In a previous article, I had discussed the topic in detail. I will revisit it again for the sake of brevity. I want to find out the predictors that are highly correlated to each other in reference to the operating conditions of water points in Tanzania.

Continuing further, I begin the data exploration phase by first loading the dataset into a dataframe. Next, I check the data types of the variables. a majority of the predictirs that I have chosen for this study are categorical in nature.

Next, I explore the data by checking its distribution; frequency distribution for continuous variable and value_counts() for categorical variable as given;

sub1.describe() # for continuous variable

and for categorical variable use the *value_counts() function*

sub1['extraction_type_class'].value_counts() gravity 26780 handpump 16456 other 6430 submersible 6179 motorpump 2987 rope pump 451 wind-powered 117 Name: extraction_type_class, dtype: int64

#### Data Preprocessing

So, my first task is to convert them into continuous values. What this means is that if a variable like “Sex” has two values, “Male”, “Female” than on converting it to continuous, its values will be coded to as 1,0. I chose to use the sklearn library to encode the categorical variables as given

from sklearn.preprocessing import LabelEncoder var_mod = ['extraction_type_class','payment_type','quality_group','quantity_group','waterpoint_type_group','water_quality','source_type'] le = LabelEncoder() for i in var_mod: sub1[i] = le.fit_transform(sub1[i])

#### Data Visualization

With the relevant predictors converted to numerical levels, I then use the seaborn python library to plot them so as to see any associations. I plot a histogram to inspect if the water quality is dependent on the water source type. T show this in fig 1 and the code is given as

t2=pd.crosstab(sub2['source_type'],sub2['payment_type']) t2.plot(kind='hist', stacked=True, grid=False, legend=True, title="Water quality and types of payment")

Fig 1: Histogram of water quality and water payment type
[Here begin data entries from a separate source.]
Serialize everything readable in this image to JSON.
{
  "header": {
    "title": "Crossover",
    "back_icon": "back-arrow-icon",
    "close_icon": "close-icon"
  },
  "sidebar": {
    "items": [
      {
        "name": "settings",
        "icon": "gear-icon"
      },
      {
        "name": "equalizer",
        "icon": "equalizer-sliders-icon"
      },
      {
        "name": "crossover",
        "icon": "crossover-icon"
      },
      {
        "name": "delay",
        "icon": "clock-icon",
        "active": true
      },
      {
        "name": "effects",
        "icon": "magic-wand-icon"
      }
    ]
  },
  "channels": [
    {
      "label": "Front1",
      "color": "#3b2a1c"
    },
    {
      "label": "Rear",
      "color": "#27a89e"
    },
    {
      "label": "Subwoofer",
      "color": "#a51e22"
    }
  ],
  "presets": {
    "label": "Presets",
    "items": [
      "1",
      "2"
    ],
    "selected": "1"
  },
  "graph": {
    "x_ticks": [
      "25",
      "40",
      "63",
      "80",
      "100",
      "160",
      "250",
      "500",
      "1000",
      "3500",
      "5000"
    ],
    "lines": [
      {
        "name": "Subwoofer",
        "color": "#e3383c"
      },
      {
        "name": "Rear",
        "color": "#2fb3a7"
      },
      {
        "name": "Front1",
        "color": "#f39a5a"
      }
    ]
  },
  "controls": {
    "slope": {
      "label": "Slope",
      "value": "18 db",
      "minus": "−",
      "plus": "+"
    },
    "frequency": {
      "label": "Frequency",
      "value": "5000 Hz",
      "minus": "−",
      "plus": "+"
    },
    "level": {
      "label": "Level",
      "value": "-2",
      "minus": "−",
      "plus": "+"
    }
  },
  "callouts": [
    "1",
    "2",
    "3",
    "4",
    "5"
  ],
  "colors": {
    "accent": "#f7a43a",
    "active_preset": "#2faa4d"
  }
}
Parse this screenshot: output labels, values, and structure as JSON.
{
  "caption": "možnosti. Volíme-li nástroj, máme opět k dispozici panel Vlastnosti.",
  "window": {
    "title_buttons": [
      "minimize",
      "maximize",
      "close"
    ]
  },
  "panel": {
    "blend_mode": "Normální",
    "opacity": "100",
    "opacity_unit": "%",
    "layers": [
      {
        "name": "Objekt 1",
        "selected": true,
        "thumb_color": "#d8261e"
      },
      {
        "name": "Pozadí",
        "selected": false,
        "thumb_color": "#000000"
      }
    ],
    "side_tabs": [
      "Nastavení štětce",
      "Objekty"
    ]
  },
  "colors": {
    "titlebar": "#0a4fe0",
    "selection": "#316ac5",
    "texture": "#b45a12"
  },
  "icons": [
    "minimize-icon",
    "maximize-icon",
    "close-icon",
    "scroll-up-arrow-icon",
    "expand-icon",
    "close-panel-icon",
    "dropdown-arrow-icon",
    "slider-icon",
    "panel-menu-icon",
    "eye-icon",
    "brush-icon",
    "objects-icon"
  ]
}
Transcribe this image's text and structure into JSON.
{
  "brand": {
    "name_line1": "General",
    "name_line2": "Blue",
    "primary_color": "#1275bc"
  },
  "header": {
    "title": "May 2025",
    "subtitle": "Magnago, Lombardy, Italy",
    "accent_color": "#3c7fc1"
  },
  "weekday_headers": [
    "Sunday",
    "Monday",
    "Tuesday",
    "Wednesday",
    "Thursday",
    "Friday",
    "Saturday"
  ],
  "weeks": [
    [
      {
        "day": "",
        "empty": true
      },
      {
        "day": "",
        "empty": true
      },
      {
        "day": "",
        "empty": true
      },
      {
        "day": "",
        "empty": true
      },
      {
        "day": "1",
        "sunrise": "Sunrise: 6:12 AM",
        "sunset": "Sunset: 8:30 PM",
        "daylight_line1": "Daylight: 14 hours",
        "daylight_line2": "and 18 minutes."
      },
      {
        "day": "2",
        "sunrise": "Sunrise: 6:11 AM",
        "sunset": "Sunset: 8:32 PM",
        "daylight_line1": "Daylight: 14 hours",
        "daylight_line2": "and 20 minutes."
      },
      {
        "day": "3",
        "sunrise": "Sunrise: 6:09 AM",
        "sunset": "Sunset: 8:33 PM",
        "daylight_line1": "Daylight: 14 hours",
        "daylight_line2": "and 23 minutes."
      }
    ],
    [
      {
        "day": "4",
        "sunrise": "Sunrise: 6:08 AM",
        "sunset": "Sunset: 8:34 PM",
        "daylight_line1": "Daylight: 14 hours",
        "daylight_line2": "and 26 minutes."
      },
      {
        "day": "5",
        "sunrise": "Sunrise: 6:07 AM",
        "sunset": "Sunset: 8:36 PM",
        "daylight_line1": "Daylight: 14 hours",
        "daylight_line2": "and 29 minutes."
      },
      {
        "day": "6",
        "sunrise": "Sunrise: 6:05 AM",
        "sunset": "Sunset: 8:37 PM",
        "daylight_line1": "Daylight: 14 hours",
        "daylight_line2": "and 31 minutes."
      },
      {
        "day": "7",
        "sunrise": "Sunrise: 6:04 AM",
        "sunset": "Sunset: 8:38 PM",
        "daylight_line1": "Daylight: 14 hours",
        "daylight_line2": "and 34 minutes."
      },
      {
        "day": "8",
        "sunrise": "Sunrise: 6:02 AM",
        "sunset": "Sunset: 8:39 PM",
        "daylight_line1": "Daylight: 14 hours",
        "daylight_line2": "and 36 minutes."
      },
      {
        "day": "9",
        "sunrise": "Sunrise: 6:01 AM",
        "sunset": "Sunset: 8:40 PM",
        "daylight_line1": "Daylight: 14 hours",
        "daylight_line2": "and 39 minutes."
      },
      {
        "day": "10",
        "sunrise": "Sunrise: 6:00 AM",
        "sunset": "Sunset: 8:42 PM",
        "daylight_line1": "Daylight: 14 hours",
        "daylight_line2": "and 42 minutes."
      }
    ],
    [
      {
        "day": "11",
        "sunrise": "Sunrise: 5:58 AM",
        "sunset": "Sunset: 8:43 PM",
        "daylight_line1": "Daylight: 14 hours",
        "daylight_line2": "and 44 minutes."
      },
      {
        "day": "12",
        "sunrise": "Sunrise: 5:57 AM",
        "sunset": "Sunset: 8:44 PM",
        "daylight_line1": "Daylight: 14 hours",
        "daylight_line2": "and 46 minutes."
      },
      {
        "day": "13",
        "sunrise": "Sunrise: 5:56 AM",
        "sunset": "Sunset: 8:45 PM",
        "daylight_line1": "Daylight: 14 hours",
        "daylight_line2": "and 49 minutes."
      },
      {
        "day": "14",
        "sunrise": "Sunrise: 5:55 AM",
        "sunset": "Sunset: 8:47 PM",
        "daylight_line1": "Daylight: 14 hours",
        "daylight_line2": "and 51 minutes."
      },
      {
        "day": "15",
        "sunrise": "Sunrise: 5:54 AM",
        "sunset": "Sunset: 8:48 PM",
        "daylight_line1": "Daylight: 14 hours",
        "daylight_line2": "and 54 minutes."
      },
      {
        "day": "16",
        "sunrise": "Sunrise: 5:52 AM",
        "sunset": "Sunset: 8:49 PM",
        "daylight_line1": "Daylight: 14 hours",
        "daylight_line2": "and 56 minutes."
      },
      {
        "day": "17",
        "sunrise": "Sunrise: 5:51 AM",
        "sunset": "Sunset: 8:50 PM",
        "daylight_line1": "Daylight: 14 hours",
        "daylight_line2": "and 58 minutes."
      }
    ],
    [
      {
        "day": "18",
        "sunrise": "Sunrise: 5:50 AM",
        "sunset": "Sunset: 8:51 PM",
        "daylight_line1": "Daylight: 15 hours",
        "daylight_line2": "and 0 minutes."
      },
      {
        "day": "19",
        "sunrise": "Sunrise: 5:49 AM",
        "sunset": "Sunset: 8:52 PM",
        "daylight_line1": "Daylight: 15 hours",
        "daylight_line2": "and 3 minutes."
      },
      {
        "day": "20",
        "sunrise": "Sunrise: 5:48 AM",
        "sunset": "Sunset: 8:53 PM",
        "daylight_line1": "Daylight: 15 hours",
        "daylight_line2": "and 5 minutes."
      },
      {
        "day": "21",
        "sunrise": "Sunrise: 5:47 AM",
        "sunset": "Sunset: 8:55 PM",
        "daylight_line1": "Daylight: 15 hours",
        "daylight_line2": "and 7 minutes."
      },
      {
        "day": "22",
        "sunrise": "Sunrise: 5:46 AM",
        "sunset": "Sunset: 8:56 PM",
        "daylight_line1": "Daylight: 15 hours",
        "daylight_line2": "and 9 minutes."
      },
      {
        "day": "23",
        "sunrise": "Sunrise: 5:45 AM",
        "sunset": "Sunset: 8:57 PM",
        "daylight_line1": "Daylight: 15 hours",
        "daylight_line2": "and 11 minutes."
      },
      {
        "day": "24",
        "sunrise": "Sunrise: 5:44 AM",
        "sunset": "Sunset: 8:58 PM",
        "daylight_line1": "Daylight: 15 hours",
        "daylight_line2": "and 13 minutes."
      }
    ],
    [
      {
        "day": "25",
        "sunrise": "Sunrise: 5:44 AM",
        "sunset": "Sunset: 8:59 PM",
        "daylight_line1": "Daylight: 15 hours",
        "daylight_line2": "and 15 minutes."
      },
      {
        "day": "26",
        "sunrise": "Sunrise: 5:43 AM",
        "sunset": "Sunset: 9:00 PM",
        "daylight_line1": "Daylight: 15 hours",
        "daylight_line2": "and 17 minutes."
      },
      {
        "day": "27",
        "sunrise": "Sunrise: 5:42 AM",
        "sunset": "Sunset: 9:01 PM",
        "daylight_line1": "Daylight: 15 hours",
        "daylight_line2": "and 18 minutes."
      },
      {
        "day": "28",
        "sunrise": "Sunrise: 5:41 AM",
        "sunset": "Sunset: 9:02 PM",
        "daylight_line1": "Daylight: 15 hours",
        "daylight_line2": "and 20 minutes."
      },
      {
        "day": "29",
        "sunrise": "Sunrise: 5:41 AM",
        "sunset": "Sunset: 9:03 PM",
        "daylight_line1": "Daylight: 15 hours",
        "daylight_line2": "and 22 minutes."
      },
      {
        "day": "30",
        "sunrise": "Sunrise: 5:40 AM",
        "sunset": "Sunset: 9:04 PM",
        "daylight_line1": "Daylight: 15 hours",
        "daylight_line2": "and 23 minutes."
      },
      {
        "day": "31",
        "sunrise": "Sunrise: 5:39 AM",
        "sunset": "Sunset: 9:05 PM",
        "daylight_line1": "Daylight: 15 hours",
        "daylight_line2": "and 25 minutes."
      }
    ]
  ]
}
I then show the distribution of observations within the categories using the boxplot. A boxplot is a kind of plot shows the three quartile values of the distribution along with extreme values. The “whiskers” extend to points that lie within 1.5 IQRs of the lower and upper quartile, and then observations that fall outside this range are displayed independently. Importantly, this means that each value in the boxplot corresponds to an actual observation in the data. This, I show in fig 2 and the code is of just one line
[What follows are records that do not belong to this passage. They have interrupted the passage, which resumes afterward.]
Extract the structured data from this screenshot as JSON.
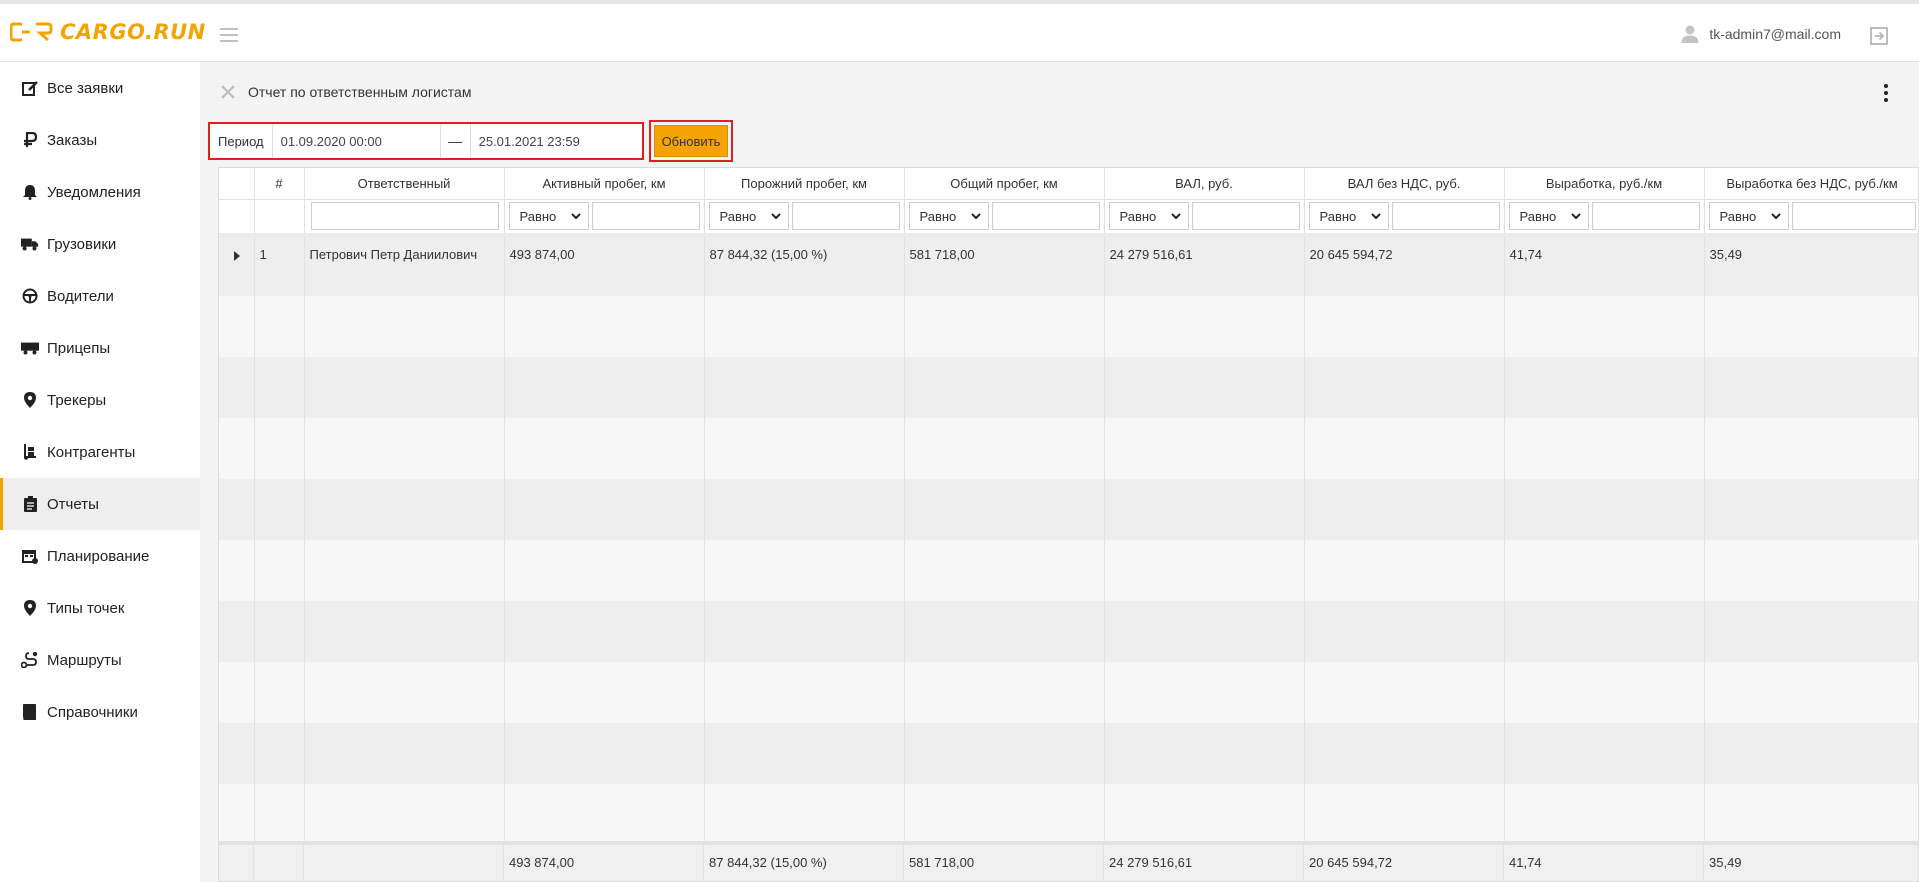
{
  "header": {
    "logo_text": "CARGO.RUN",
    "user_email": "tk-admin7@mail.com",
    "icons": [
      "logo-mark-icon",
      "hamburger-icon",
      "user-icon",
      "logout-icon"
    ]
  },
  "sidebar": {
    "items": [
      {
        "label": "Все заявки",
        "icon": "edit-icon",
        "active": false
      },
      {
        "label": "Заказы",
        "icon": "ruble-icon",
        "active": false
      },
      {
        "label": "Уведомления",
        "icon": "bell-icon",
        "active": false
      },
      {
        "label": "Грузовики",
        "icon": "truck-icon",
        "active": false
      },
      {
        "label": "Водители",
        "icon": "steering-wheel-icon",
        "active": false
      },
      {
        "label": "Прицепы",
        "icon": "trailer-icon",
        "active": false
      },
      {
        "label": "Трекеры",
        "icon": "map-pin-icon",
        "active": false
      },
      {
        "label": "Контрагенты",
        "icon": "dolly-icon",
        "active": false
      },
      {
        "label": "Отчеты",
        "icon": "clipboard-icon",
        "active": true
      },
      {
        "label": "Планирование",
        "icon": "calendar-icon",
        "active": false
      },
      {
        "label": "Типы точек",
        "icon": "map-pin-icon",
        "active": false
      },
      {
        "label": "Маршруты",
        "icon": "route-icon",
        "active": false
      },
      {
        "label": "Справочники",
        "icon": "book-icon",
        "active": false
      }
    ]
  },
  "page": {
    "title": "Отчет по ответственным логистам",
    "period_label": "Период",
    "date_from": "01.09.2020 00:00",
    "date_separator": "—",
    "date_to": "25.01.2021 23:59",
    "refresh_label": "Обновить"
  },
  "table": {
    "columns": [
      "",
      "#",
      "Ответственный",
      "Активный пробег, км",
      "Порожний пробег, км",
      "Общий пробег, км",
      "ВАЛ, руб.",
      "ВАЛ без НДС, руб.",
      "Выработка, руб./км",
      "Выработка без НДС, руб./км"
    ],
    "filter_option": "Равно",
    "rows": [
      [
        "",
        "1",
        "Петрович Петр Даниилович",
        "493 874,00",
        "87 844,32 (15,00 %)",
        "581 718,00",
        "24 279 516,61",
        "20 645 594,72",
        "41,74",
        "35,49"
      ]
    ],
    "totals": [
      "",
      "",
      "",
      "493 874,00",
      "87 844,32 (15,00 %)",
      "581 718,00",
      "24 279 516,61",
      "20 645 594,72",
      "41,74",
      "35,49"
    ]
  },
  "colors": {
    "accent": "#f4a402",
    "highlight_border": "#e02020"
  }
}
sns.boxplot(x="source_type", y="payment_type",data=sub1)

Fig 2: Boxplot showing the statistical distribution of the variable

Often, rather than showing the distribution within each category, you might want to show the central tendency of the values. This is achieved by the barplots that show the statistical distribution within the data. As an example, I show a barplot between the variable ‘extraction type class’ and ‘source type’ in fig 3

Fig 3: Barplot showing the statistical distribution of the value

A special case for the bar plot is when you want to show the number of observations in each category rather than computing a statistic for a second variable. This is similar to a histogram over a categorical, rather than quantitative, variable. In seaborn, it’s easy to do so with the countplot() function. I show this in fig 4, where I use the function to inspect the different types of water quality.

Fig 4: Type of water quality

The complete IPython notebook is present on my github account here. Interested readers are advised to look in here for a visual treat.

#### Learning points

The predictors that i have chosen for the study are all categorical in nature. so early in the data analysis stage I had to encode them to continuous values. To do this, either I could have written a custom function to manually encode the variables or else use the built in library function. I chose the latter because it was easier to implement.

#### Future To Do Work

One issue that has piqued my interest is about the levels within a category. The *Labelencoder() *function from the scikit learn library that I chose for the one-hot encoding, I need to explore it further. This I leave as a future work to do.